– The Granulator and Dryer machines will cost an averaged equivalent of $8,000.
– Additional costs: $500.
– To transport the packaged sacs of dried cassava at an average of 8 tons per month, we will require a 10 wheeler second-hand truck averaging $12,000.
Seed Cost (immediate need)
– Each hectare of farmer’s land will require the equivalent of $1,200 of seeds/stem that will be planted only once.
AMOUNT NEEDED TO BEGIN THE DISTRIBUTION OF SEEDS FOR THE FIRST 20 HECTARES: $21,000
(We can wait 8 months to acquire the machinery and equipment)
We thank you in advance for all donations you may contribute and will create a webpage on the ormocrelief.org website to display and update the development of the project detailing how donations where allocated as well.
Should we not meet our minimum budget requirements, we will proceed with the project without the truck, as we will be able to borrow one from a joining farmer until budget allows the purchase. The Department of Agriculture will also rent us the equipment at a reasonable rate until we can afford to purchase our own.
In the event you wish to donate equipment (chipper, dryer or granulator) instead of money, please contact us directly at email@example.com for our local shipping address.
We only need financing that would kick-start the initial 20 hectares. The co-op will be able to cover the following expenses to future farmers thereafter. The co-op will donate a portion of its proceeds to the OrmocRelief.org Food Program to help those who cannot work for food. We will also implement an information/educational campaign to farmers in the Leyte area through distributed flyers explaining the details and the options the co-op may offer them.
Health Care Benefit
As the project grows, the co-op plans to offer a FREE health care coverage to all farmers that are members of the co-op for a yearly cost of around $250 per year.
Dried & Unused Land
Both destruction of natural irrigation systems like rivers and weather helm have forced rice farmers to limit their plantation during the rainy season, instead of all year round. Such change caused drying of rice fields which many farmers stopped harvesting. Growing on most soil with limited water, cassava is a feasible replacement for farmers who find themselves compelled to sell their dried up land to investors.
The Cassava Project: For Sustainable Work & Food

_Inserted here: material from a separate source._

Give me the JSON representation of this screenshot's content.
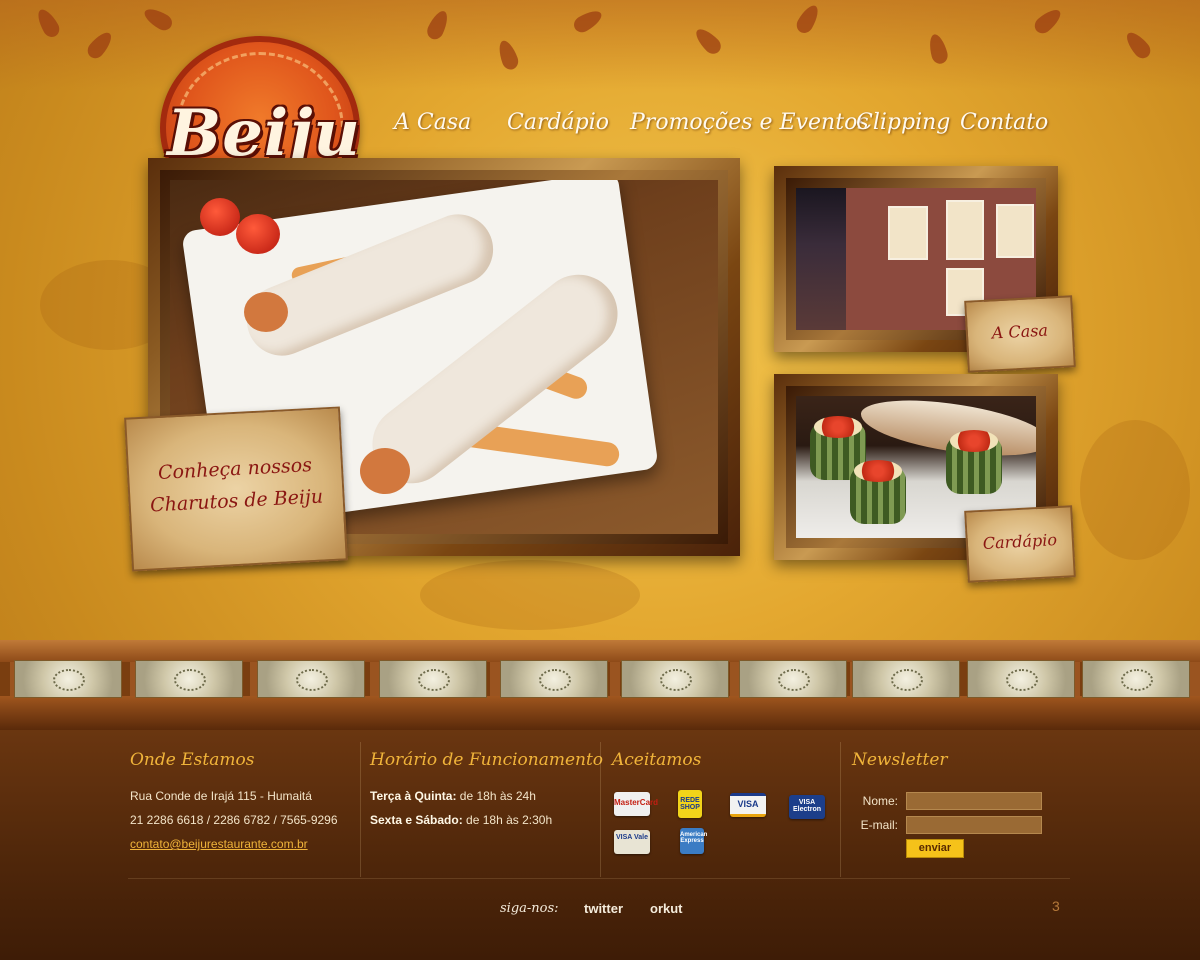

Ormoc Relief launches The Cassava Project – a sustainable work & food program to help filipino farmers keep their land due to lack of irrigation or rich profiteers who will continue their desperate attempts to drive them out of their lands for a loaf of bread…